It is also rather ironic that the British engage today in chasing Spanish pirates, although they could be forgiven for this, since classical Spanish author Lope de Vega and Literature Nobel Prize winner Garcia Marquez – as well as various film directors – were inspired by Sir Francis Drake.
THE STATE OF SOMALIA
Somalia has not had a real government in the last fifteen years. During this period, the king of the seas (and indeed of the sky and the whole world), the greatest pirate of all times, ordered yet another military operation in Somalia.
Siad Barre, former Somalia president, was a client of the Soviets during the seventies, but this did not prevent the United States from supporting him during the eighties. When the White House decided to support the warlords in their war against the Islamists from 2000 on, the US president did not hesitate.
Westerners could be forgiven for remembering (and praising through a Hollywood film) the killing of 19 marines who took part in the Mogadishu military operation carried out by the United States in the early 90s, and forgetting the approximately 1000 Somalis that were killed in the attack.
This operation capped many years of US actions in Somalia. Somalis, like other lesser peoples, enjoyed US international aid, which mainly means shipping arms to a country in order for the beneficiaries to kill each other, and at the same time providing political support to justify the killing according to the motive in fashion: Communism, drug trafficking, Islamist terror, tribal fighting and so on.
One has to add the dumping of US-subsidised agricultural produce in Somalia, and other political and economic interventions related to oil and strategic interests, to produce a ravaged nation, physically and morally devastated.

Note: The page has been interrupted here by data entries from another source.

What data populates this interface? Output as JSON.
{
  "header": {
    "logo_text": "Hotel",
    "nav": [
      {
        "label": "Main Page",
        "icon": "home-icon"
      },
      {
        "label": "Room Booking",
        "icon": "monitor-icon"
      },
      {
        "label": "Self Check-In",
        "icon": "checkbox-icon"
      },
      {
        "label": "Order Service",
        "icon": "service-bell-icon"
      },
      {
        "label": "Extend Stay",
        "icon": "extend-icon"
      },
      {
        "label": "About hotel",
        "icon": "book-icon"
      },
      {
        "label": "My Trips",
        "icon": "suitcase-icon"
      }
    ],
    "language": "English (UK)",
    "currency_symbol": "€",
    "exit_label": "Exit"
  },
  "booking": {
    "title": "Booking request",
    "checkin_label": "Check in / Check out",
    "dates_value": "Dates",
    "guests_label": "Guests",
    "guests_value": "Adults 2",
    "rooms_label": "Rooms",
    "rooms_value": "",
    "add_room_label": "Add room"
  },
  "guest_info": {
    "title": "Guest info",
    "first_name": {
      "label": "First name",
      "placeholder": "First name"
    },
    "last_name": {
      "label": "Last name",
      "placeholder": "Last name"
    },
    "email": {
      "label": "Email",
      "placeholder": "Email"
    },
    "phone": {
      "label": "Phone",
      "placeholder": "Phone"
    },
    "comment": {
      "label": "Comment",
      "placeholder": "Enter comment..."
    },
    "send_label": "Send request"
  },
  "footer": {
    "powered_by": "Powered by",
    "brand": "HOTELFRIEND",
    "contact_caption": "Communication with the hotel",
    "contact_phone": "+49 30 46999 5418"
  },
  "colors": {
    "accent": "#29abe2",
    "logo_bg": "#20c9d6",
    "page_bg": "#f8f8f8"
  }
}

Somali seas have not been spared foreign interventions. As Johann Hari writes, some Western countries have taken advantage of the lack of government in Somalia to dump their nuclear waste in its waters.2 For Somalis, the consequences are as harmful as the consequences of war and long lasting.

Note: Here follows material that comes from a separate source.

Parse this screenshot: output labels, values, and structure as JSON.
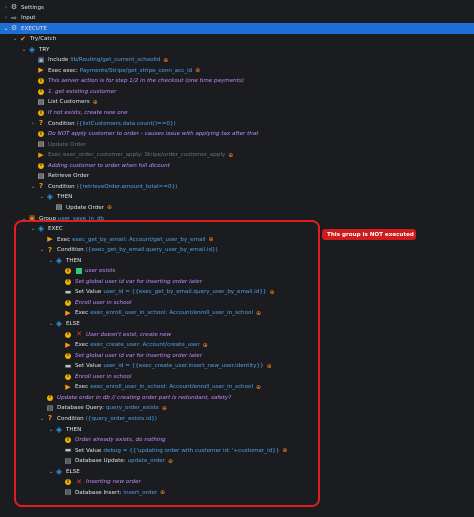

To make matters worse, Somali fishers watch huge foreign ships taking away tons of fish while they barely manage to obtain some kilos with their skiffs.
Perhaps Somali fishers could be forgiven for dreaming of their sons and daughters enjoying the riches the foreigners take away for their children.
HOW THE WEST WINS
Spanish fishers fishing in the seas around Somalia and people who eat their produce back in Spain, could be forgiven for cherishing basic wishes: Working unmolested and ingesting fish proteins respectively. They could also be forgiven for electing politicians who guarantee the fulfillment of their wishes, no matter what price, other people’s life included.
These politicians could also be forgiven for setting up a Holy Alliance with their neighbours, in order to send war boats supported by war planes to compete for food with poor Somalis in the Indian Ocean, although they could negotiate fishing permits before fishing, or even pay fines if they are caught cheating, as it has happened many times in the past with Spanish vessels.
However, it cannot be forgiven that Spanish and other Westerners – who know how Somalis are mercilessly being crushed – put the blame on Somalis and hunt them when they confront the real pirates.
Pirates have traditionally been well considered by the people, in novels and in films. How revolting they became when they took over governments and corporations.
- Operation Atalanta is campaign of the European Union to stop the ‘piracy off the Somali coast’. The joint naval patrol includes vessels from Belgium, Britain, France, Germany, Italy, Greece, the Netherlands, Spain and Sweden.
A Spanish frigate captured two of the bunch of ‘pirates’ who seized the Spanish fishing boat Alacrana, and both are now in a Spanish prison awaiting to be taken to court. [↩]
- Johann Hari, ‘You Are Being Lied to About Pirates,’ The Independent, January 9th, 2009. [↩]